With “Sons,” Möller has made a more conventional film, but still does most of his storytelling off-screen. His protagonist is a Danish corrections officer named Eva Hansen (Sidse Babett Knudsen, star of the “Borgen” TV series). She’s half the size of most of the male prisoners on her ward, but can obviously hold her own, swelling her shoulders and raising her voice as needed when the men step out of line.

In the film’s opening scenes, before the plot kicks in, Möller shows Eva making an extra effort toward her charges — not to compensate for being a woman in a male jail, but because she cares. She shows an almost maternal instinct in attempting to educate and anger-manage the inmates, which makes sense later, when we learn that her 19-year-old son died behind bars. It’s the kind of irony that makes for great movie characters: Eva feels she dropped the ball in raising Simon (whose entire backstory is left to the audience’s imagination), and now she pays forward the attention she should have given him, hoping that it might save some other mother’s son.

But “Sons” is not a pious tale of an inspirational prison guard. If Eva seems more compassionate than you might expect from her post, know that her charity has its limits. Just a few minutes into the movie, a fresh batch of convicts arrives, and Eva stiffens when she sees a familiar face among them: Tall and covered in tattoos, with the angry, dead-eyed stare of someone who’s given up on the world before even experiencing it, Mikkel Iversen (Sebastian Bull) is the man who murdered her son. From the moment Eva recognizes him, she starts to behave differently, and for the rest of the movie, our task is to guess what she’s thinking.

Eva goes directly to the warden’s office to explain this unforeseen conflict of interest. But instead of resigning, she asks for a transfer to Centre Zero, where Mikkel is being sent for killing another inmate — it’s the high-security section where the most dangerous inmates are housed. Impressed by this woman’s commitment, Centre Zero’s no-nonsense commander, Rami (Dar Salim), tries to prep her for duty among the incorrigibles. He wants to protect Eva, when she might not be the one who needs protecting here.

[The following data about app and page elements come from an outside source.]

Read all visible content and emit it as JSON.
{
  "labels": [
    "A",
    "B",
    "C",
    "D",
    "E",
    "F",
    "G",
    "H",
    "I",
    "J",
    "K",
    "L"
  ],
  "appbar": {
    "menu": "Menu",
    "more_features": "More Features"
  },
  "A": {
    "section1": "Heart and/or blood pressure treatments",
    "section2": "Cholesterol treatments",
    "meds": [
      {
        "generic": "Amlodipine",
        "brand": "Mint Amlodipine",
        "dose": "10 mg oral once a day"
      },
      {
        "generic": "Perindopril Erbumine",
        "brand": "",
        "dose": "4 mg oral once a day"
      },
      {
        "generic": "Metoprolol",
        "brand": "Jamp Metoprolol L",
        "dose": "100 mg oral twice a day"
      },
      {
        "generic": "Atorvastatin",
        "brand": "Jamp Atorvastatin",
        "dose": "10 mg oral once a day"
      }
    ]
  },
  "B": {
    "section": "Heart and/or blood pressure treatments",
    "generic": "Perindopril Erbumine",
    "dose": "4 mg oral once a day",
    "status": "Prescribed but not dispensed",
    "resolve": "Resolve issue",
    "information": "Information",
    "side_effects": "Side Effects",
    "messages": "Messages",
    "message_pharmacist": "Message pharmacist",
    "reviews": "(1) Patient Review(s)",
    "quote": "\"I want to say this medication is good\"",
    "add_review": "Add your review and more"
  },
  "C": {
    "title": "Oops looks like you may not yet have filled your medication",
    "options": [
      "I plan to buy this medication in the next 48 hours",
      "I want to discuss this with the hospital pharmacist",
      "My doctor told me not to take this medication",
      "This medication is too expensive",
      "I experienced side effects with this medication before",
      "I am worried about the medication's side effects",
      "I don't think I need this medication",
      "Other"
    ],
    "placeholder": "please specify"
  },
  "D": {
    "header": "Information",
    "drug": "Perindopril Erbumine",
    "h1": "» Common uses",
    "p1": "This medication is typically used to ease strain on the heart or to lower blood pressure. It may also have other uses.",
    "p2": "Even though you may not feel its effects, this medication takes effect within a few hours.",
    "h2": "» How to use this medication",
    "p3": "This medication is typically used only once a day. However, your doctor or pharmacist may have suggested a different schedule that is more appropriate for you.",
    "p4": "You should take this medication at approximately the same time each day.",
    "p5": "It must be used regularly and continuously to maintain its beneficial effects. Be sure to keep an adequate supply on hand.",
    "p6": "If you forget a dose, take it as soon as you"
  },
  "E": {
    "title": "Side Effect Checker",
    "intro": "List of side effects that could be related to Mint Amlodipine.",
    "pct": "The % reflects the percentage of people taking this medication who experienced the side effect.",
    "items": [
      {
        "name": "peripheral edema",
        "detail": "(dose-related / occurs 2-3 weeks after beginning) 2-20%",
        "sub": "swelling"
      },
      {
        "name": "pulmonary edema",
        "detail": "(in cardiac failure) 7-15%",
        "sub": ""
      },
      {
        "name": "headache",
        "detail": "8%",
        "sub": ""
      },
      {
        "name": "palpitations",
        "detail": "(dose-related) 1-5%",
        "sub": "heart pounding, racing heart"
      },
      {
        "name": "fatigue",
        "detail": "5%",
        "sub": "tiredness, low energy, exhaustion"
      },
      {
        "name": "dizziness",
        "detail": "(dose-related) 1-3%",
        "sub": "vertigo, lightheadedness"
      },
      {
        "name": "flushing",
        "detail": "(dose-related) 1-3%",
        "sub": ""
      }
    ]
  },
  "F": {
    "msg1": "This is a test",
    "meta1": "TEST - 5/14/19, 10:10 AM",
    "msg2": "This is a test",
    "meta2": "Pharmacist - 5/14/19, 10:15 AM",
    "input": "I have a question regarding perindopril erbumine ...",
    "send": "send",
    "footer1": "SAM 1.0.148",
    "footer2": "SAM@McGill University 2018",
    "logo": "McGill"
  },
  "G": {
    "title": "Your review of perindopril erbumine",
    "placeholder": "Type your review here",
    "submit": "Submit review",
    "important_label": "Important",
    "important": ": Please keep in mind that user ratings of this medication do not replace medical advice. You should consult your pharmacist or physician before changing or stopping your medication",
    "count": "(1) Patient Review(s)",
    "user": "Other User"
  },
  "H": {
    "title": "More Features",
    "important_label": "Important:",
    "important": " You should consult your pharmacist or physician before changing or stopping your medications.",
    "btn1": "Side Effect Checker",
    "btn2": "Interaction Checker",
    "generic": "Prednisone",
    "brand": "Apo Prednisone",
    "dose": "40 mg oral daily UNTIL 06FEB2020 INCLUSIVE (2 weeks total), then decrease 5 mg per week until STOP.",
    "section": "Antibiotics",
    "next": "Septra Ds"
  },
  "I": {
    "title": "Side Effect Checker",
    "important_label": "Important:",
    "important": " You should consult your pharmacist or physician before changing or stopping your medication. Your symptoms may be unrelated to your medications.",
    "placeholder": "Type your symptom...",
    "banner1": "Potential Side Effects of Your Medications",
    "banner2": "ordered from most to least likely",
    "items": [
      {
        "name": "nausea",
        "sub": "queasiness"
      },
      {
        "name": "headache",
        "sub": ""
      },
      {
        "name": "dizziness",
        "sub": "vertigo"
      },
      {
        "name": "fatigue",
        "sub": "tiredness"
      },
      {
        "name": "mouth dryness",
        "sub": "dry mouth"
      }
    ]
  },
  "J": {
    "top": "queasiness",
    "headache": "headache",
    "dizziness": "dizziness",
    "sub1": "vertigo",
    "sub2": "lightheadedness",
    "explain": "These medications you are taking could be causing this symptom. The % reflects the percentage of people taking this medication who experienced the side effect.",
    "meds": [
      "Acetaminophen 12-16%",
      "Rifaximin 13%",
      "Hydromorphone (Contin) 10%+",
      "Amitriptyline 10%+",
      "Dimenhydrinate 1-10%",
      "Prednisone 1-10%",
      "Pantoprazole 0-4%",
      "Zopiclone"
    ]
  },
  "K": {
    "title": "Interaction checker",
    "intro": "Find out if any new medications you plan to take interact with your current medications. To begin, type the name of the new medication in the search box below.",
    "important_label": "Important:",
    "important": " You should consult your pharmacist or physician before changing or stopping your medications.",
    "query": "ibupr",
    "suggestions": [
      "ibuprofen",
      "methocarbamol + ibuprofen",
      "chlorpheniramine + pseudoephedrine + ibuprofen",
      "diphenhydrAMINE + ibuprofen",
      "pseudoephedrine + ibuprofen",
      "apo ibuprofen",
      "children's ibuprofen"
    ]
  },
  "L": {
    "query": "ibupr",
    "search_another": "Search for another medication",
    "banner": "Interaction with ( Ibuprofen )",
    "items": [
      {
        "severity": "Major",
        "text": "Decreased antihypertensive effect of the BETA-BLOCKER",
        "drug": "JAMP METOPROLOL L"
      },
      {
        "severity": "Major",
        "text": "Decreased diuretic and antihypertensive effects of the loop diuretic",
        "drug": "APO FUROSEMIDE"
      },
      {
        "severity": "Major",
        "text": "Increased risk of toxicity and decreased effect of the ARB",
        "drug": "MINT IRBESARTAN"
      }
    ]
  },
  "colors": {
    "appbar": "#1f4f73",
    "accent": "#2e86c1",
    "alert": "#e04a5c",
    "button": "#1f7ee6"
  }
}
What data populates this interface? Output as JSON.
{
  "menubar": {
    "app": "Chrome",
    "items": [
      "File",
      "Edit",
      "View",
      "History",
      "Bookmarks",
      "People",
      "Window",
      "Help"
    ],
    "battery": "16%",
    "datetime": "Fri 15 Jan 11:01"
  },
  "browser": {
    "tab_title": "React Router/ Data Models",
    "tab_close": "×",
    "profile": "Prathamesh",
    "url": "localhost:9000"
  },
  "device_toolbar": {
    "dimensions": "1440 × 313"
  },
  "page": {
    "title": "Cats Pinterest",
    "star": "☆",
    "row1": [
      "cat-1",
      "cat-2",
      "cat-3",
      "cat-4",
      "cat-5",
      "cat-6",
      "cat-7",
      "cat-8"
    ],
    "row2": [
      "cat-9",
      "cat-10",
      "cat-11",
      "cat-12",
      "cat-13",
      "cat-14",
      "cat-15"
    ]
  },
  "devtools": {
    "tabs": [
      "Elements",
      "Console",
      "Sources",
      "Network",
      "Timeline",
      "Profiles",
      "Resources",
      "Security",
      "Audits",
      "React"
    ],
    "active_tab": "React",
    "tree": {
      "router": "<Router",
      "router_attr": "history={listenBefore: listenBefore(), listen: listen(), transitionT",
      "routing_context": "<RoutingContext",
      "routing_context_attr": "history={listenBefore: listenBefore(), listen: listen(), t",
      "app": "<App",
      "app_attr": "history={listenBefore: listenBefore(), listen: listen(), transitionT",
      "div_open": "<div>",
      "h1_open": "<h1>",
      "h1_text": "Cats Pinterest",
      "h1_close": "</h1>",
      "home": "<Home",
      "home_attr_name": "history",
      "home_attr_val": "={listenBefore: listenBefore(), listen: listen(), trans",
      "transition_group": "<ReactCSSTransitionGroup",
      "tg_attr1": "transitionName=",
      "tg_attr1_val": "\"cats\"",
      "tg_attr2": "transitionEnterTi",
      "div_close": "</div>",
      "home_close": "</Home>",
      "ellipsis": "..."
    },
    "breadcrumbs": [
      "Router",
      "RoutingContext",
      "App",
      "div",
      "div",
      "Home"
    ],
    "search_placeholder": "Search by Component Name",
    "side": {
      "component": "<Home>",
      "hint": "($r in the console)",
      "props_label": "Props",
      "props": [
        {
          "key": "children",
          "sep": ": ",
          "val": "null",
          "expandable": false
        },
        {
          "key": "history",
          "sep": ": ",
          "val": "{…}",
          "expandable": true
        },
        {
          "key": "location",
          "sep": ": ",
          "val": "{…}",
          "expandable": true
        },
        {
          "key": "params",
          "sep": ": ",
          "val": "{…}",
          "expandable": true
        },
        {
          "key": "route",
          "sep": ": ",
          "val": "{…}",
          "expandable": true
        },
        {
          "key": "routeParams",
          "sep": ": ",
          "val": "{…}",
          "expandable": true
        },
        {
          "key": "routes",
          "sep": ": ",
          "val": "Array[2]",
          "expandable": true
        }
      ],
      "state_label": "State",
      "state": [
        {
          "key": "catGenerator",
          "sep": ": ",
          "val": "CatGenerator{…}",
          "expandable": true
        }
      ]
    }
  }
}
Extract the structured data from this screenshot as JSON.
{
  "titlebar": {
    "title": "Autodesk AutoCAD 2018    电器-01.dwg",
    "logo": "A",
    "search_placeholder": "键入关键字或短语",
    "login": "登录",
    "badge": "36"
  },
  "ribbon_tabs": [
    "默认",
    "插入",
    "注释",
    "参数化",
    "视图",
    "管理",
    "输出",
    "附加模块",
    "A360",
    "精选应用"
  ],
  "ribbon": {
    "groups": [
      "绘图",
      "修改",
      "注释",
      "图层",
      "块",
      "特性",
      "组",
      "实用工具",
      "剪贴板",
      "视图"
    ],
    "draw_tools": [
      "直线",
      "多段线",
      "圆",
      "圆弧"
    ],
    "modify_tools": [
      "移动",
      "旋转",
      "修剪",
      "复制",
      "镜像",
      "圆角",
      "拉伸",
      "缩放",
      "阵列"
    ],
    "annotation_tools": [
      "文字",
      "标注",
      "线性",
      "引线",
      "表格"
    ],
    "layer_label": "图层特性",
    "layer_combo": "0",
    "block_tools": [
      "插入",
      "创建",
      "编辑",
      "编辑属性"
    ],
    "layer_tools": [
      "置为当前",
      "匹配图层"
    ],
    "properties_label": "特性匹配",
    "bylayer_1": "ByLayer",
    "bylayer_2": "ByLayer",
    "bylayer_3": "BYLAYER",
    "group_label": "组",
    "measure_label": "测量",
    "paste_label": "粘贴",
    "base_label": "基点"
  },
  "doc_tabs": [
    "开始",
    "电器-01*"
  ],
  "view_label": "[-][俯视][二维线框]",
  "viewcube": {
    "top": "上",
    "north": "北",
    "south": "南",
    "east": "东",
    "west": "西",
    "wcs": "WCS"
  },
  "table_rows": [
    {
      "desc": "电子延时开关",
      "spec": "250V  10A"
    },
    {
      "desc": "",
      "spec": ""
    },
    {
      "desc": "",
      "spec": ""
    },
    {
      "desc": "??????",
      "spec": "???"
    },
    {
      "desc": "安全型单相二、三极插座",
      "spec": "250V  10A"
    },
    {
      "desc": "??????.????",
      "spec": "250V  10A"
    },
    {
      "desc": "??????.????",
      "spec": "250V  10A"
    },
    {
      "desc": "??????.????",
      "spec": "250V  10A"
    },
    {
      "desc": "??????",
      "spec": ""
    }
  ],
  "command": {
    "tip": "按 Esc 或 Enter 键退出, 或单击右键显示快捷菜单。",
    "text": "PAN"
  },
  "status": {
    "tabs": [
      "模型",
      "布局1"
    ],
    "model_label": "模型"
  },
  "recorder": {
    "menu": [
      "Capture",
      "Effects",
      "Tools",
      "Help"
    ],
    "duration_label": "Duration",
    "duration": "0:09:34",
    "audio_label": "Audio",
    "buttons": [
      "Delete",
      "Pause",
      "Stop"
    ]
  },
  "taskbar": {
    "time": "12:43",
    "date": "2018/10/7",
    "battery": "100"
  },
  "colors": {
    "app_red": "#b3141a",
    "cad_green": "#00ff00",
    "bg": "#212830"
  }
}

The real question — the one Möller wants swirling in our heads — is whether Eva is looking to avenge or redeem this newly arrived murderer. There are security cameras all over the prison, which makes it tricky for her to try anything too bold. But if she wants to make Mikkel’s life miserable, there are plenty of ways she can go about it, from spitting in his food to denying him bathroom privileges. And should he push back at her provocations, Eva can get him locked up in solitary confinement, or even cancel his visitation privileges — which she tries to do after seeing Mikkel’s mother (Marina Bouras) on a list of upcoming guests.

The movie may be called “Sons,” but it’s these two mothers who provide its richest parallel, as both have experienced the failure and frustration of seeing the boys they raised go astray — but of course, Mikkel deprived Eva of the chance to comfort or reform her own son. On the day of the visit, the increasingly unhinged Eva hovers outside the room, fuming. This injustice only makes her more volatile. But how far does she plan to take her retribution? For “Borgen” fans, Knudsen’s performance reveals a more unpredictable side of the star, who gives an at-times feral turn fueled by rage and regret.

Shooting in the defunct Copenhagen prison of Vridsløselille, DP Jasper J. Spanning watches Eva and the prisoners the way a documentary crew might, shadowing them at work and observing when no one else is around. This lends the film a semi-secretive sense of intimacy within a sterile and oppressive space. But it also makes some of Eva’s behavior seem egregious: She’s constantly sneaking around and scheming, as when she steals drugs from the impound and plants them in Mikkel’s cell. Surely someone must know of her son’s criminal record and tragic fate, and yet, her superiors keep making excuses for her behavior. Are there no background checks for Danish prison guards? And no consequences for beating convicts nearly to death? In “Sons,” the real question is: Where does the cycle stop?